If a line in the entries below contains "icon", copy it.

**Records**
____

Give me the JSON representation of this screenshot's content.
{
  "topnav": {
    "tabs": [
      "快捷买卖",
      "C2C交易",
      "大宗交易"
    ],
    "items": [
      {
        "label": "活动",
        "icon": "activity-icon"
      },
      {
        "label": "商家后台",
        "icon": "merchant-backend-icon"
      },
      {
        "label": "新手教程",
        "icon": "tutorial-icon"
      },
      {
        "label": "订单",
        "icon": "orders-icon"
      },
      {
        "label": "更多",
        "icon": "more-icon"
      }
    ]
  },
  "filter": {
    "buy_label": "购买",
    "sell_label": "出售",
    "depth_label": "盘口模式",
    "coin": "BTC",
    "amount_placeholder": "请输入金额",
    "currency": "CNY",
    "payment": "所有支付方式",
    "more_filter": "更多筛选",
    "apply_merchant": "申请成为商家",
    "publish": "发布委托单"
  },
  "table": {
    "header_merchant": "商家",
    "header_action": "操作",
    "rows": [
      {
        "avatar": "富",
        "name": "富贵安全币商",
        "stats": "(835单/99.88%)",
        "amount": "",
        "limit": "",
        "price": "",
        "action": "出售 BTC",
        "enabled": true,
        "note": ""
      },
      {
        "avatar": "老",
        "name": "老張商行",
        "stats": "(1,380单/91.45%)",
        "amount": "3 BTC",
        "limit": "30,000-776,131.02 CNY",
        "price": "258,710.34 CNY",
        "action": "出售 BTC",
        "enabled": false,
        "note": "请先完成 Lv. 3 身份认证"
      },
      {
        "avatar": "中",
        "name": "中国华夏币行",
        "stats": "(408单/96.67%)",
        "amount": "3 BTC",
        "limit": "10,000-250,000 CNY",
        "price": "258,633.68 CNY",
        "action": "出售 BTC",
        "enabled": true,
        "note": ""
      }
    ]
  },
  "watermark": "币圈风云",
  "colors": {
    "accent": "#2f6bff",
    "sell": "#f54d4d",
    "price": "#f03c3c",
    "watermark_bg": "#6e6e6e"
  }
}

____

**The answer**
        "icon": "activity-icon"
        "icon": "merchant-backend-icon"
        "icon": "tutorial-icon"
        "icon": "orders-icon"
        "icon": "more-icon"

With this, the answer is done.